With a team of more than 50 volunteer journalists who recognize the significant role that Indigenous Peoples play in combating climate change, protecting biodiversity, and defending our fundamental rights and freedoms, IC Magazine produces tactical and investigative journalism with moral force.
Over the past 13 years, we have covered stories for more than 630 Indigenous nations. In the process, our reporting has contributed to the passage of new laws, it has helped catalyze movements like #IdleNoMore, and it has exposed the harmful practices of numerous governments, corporations and private interest groups around the world.
As a nonprofit newsroom, IC’s work is fueled almost entirely through donations. This allows us to remain editorial independent while ensuring that we can continue to cover the significant costs that come with investigating what other newsrooms ignore.

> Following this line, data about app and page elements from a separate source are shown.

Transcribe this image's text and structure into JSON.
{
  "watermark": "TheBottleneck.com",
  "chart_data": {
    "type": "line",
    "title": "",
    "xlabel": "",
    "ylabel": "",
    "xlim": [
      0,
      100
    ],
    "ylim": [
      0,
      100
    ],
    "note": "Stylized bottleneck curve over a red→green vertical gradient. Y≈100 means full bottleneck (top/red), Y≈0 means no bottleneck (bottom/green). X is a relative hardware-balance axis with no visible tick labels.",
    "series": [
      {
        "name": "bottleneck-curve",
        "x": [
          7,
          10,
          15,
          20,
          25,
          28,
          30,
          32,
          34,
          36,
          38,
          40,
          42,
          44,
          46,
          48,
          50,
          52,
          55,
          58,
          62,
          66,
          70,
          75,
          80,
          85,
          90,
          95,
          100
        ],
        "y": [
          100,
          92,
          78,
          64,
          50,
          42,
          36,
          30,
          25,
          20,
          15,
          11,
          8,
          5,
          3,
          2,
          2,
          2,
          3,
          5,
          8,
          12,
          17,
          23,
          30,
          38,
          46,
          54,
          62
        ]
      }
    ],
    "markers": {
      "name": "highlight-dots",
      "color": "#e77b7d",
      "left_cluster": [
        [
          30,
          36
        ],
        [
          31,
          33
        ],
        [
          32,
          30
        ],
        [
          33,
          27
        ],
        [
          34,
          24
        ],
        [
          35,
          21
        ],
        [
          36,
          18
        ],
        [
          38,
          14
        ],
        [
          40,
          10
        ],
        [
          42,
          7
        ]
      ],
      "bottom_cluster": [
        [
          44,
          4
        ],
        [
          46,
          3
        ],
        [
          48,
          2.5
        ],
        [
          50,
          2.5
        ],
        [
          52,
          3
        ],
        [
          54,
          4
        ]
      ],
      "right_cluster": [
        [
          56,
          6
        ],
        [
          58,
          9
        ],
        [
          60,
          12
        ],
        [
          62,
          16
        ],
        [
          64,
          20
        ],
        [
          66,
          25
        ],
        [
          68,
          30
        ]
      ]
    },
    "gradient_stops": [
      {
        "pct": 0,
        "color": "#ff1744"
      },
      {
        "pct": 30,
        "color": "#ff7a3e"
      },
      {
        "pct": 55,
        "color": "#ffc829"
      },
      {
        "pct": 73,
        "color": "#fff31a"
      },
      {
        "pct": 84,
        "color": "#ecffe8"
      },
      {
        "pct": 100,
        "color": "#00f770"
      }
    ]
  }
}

But we don’t just cover stories at IC. We monitor world events for opportunities to catalyze environmental justice movements; we call attention to frontline defenders and journalists who are under threat; we educate the public by exploring indigenous histories, cultures, worldviews and ideas; and most importantly, we provide Indigenous Peoples with a space to tell their own stories without intermediaries.
With emerging projects like the Ka:nen School of Indigenous Journalism (KSIJ)–the world’s first online indigenous journalism school–we are striving to train a new generation ethically-motivated, and security-conscious journalists while attempting to increase media diversity with the Indigenous Rights Journalism Partnership (IRJP) and provide indigenous youth with the opportunity to share their own stories through The Indigenous Youth Culture Exchange.